Diverticular disease is a commonly occuring condition after one reaches 50 years of age. However younger population in even 30's aren't exempted. Diverticular disease is not a result of one single causative factor but quite a few confounding factors are attributable. Western lifestyle, processed meat, low fibre diet, genetics, and stress are some of them.
Diverticular disease is essentially formation and presence of pouches (sacs) in the wall of the colon, mainly affecting left lower part called sigmoid colon. This periodically results into spasms of the colon giving pains, and sometimes infection and inflammation can occur causing an acute attack of 'diverticulitis'.
Antibiotics are often required in acute flare ups of the disease, and for periodic pains, antispasmodics are found to be useful. Click here to read more......
Often a colonoscopy or a CT scan is needed to formulate the diagnosis and exclude 'complicated diverticulitis'.
Complications of diverticulitis can include perforation, causing localised abscess formation, strictures, fistula into urinary bladder (colo-vesical fistula) or sometimes severe life threatening peritonitis.

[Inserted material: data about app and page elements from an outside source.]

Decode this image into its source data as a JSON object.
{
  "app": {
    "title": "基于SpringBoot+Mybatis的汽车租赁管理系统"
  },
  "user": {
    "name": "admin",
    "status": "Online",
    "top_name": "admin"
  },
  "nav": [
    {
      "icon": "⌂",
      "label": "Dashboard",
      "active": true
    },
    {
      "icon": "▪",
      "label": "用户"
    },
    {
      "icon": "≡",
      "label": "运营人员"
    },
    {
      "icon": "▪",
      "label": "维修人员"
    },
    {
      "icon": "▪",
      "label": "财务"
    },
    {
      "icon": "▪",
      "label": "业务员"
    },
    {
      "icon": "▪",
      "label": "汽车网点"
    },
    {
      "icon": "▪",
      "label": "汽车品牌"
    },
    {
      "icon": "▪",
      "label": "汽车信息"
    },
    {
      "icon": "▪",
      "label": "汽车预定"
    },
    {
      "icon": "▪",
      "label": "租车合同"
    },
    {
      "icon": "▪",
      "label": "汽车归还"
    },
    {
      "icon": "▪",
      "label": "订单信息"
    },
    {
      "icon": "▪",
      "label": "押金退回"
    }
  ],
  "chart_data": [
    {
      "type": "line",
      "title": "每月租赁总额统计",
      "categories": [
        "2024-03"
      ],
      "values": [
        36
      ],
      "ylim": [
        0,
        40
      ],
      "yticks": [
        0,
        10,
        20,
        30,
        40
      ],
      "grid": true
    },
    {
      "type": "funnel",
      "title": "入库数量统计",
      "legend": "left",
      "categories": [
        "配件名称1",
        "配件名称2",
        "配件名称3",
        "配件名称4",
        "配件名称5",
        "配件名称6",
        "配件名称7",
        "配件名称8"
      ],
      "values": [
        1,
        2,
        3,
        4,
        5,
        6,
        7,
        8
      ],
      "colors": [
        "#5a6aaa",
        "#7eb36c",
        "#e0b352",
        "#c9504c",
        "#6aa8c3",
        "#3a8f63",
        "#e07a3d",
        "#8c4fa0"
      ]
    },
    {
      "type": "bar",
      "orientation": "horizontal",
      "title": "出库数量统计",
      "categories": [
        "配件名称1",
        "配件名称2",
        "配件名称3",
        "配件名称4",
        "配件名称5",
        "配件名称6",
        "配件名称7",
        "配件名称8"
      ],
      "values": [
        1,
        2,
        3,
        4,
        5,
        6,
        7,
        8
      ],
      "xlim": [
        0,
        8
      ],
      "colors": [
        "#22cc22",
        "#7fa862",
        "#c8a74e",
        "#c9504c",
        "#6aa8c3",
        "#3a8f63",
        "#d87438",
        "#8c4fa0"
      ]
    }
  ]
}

In some selective cases elective (planned) resection of sigmoid colon affected severely by diverticular disease has to be performed to avoid these complications. This can be done laparoscopically and may avoid a stoma bag, which is almost a certainty when operation is performed as an emergency.